was the ruler's only hope of salvation. His exalted position and his possessions were
exerting a subtle influence for evil upon his character. If cherished, they would supplant
God in his affections. To keep back little or much from God was to retain that which would
lessen his moral strength and efficiency; for if the things of this world are cherished,
however uncertain and unworthy they may be, they will become all-absorbing.
The ruler was quick to
discern all that Christ's words involved, and he became sad. If he had realized the value
of the offered gift, quickly would he have enrolled himself as one of Christ's followers.
He was a member of the honored council of the Jews, and Satan was tempting him with
flattering prospects of the future. He wanted the heavenly treasure, but he wanted also
the temporal advantages his riches would bring him. He was sorry that such conditions
existed; he desired eternal life, but he was not willing to make the sacrifice. The cost
of eternal life seemed too great, and he went away sorrowful; "for he had great
His claim that he had kept
the law of God was a deception. He showed that riches were his idol. He could not keep the
commandments of God while the world was first in his affections. He loved the gifts of God
more than he loved the Giver. Christ had offered the young man fellowship with Himself.
"Follow Me," He said. But the Saviour was not so much to him as his own name
among men or his possessions. To give up his earthly treasure, that was seen, for the
heavenly treasure, that was unseen, was too great a risk. He refused the offer of eternal
life, and went away, and ever after the world was to receive his worship.
are passing through this ordeal, weighing Christ against the world; and many choose the
world. Like the young ruler, they turn from the Saviour, saying in their hearts, I will
not have this Man as my leader.
Christ's dealing with the
young man is presented as an object lesson. God has given us the rule of conduct which
every one of His servants must follow. It is obedience to His law, not merely a legal
obedience, but an obedience which enters into the life, and is exemplified in the
character. God has set His own standard of character for all who would become subjects of
His kingdom. Only those who will become co-workers with Christ, only those who will say,
Lord, all I have and all I am is Thine, will be acknowledged as sons and daughters of God.
All should consider what it means to desire heaven, and yet to turn away because of the
conditions laid down. Think of what it means to say "No" to Christ. The ruler
said, No, I cannot give You all. Do we say the same? The Saviour offers to share with us
the work God has given us to do. He offers to use the means God has given us, to carry
forward His work in the world. Only in this way can He save us.
The ruler's possessions were
entrusted to him that he might prove himself a faithful steward; he was to dispense these
goods for the blessing of those in need. So God now entrusts men with means, with talents
and opportunities, that they may be His agents in helping the poor and the suffering. He
who uses his entrusted gifts as God designs becomes a co-worker with the Saviour. He wins
souls to Christ, because he is a representative of His character.
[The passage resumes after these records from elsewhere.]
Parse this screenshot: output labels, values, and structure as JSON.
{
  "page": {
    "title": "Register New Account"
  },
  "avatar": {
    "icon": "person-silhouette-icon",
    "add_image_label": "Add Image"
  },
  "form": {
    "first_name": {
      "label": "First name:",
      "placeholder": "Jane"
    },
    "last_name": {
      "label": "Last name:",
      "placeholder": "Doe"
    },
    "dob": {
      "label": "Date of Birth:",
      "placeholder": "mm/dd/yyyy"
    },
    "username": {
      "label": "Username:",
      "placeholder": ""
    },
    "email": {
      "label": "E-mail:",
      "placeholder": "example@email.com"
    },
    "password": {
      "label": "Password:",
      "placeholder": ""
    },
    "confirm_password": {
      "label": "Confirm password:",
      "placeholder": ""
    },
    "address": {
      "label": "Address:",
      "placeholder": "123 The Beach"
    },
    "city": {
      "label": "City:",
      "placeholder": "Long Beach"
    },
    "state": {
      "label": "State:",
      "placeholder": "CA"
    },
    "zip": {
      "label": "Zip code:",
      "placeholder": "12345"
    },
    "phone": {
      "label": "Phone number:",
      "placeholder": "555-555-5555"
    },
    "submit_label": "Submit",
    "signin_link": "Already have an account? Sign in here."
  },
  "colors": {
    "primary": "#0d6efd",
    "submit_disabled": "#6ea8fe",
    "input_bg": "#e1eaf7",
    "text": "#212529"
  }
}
To those who, like the young
ruler, are in high positions of trust and have great possessions, it may seem too great a
sacrifice to give up all in order to follow Christ. But this is the rule of conduct for
all who would become His disciples. Nothing short of obedience can be accepted.
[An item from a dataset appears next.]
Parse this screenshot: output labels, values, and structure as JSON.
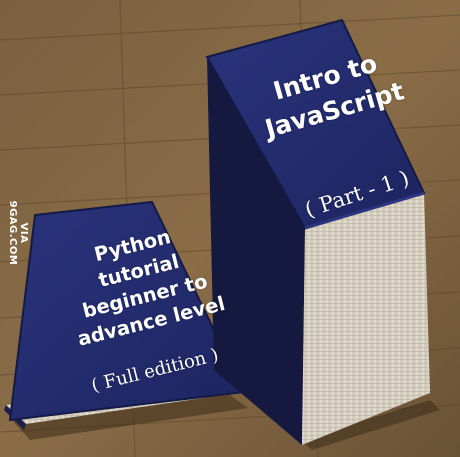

Self-surrender is the substance of the teachings of Christ. Often it is presented and
enjoined in language that seems authoritative, because there is no other way to save man
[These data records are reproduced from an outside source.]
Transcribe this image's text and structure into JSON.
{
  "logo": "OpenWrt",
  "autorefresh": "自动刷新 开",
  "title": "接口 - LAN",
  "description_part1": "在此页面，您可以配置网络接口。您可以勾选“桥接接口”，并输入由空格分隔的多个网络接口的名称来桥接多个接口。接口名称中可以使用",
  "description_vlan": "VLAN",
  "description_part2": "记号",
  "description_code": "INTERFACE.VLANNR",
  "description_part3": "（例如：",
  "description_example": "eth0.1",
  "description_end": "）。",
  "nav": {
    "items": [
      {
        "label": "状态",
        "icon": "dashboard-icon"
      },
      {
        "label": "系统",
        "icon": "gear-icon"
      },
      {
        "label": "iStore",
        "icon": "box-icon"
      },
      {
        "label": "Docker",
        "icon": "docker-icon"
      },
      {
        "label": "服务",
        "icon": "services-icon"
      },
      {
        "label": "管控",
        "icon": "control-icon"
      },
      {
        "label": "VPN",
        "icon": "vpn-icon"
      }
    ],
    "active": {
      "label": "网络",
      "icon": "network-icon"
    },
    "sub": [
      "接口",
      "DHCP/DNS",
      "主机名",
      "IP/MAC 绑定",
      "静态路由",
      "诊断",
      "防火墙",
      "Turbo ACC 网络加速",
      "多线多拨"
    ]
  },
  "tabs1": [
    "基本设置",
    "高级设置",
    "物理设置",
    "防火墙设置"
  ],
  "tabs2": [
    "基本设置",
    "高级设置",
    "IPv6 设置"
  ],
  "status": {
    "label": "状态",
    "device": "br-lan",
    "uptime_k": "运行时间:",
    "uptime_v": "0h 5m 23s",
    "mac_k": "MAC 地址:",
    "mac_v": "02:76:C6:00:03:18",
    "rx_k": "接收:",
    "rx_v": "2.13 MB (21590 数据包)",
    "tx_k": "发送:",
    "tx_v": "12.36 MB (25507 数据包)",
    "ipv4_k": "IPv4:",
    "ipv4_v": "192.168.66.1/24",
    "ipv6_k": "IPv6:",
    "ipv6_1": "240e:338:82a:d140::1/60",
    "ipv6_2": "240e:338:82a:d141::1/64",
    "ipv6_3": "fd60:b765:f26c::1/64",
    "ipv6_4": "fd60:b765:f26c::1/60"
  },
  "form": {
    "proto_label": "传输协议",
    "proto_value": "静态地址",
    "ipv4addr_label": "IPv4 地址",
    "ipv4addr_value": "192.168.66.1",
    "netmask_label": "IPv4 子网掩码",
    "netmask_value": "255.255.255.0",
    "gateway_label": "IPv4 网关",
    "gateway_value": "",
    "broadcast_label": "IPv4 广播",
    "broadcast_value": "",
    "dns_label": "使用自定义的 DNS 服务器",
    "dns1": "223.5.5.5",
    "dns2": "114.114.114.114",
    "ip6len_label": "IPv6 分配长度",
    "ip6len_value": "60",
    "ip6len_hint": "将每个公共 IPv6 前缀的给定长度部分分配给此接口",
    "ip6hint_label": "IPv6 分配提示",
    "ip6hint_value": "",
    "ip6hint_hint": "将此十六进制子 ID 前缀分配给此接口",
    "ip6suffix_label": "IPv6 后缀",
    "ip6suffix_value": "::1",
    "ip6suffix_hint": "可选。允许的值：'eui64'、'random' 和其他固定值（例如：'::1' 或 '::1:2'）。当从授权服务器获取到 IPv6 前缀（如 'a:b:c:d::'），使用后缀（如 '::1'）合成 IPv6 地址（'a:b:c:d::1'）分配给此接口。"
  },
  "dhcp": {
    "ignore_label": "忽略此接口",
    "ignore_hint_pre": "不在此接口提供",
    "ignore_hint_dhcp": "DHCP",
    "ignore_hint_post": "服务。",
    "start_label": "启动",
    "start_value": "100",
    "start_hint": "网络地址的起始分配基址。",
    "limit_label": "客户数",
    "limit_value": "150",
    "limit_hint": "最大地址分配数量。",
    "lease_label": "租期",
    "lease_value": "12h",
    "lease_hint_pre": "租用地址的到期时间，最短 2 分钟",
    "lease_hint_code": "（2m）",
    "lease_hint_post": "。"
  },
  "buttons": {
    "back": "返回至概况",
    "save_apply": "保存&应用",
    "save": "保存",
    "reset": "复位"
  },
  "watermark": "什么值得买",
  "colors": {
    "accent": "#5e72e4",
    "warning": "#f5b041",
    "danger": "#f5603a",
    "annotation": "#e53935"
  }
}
than to cut away those things which, if entertained, will demoralize the whole being.
When Christ's followers give
back to the Lord His own, they are accumulating treasure which will be given to them when
they shall hear the words, "Well done, good and faithful servant; . . . enter thou
into the joy of thy Lord." "Who for the joy that was set before Him endured the
cross, despising the shame, and is set down at the right hand of the throne of God."
Matt. 25:23; Heb. 12:2. The joy of seeing souls redeemed, souls eternally saved, is the
reward of all that put their feet in the footprints of Him who said, "Follow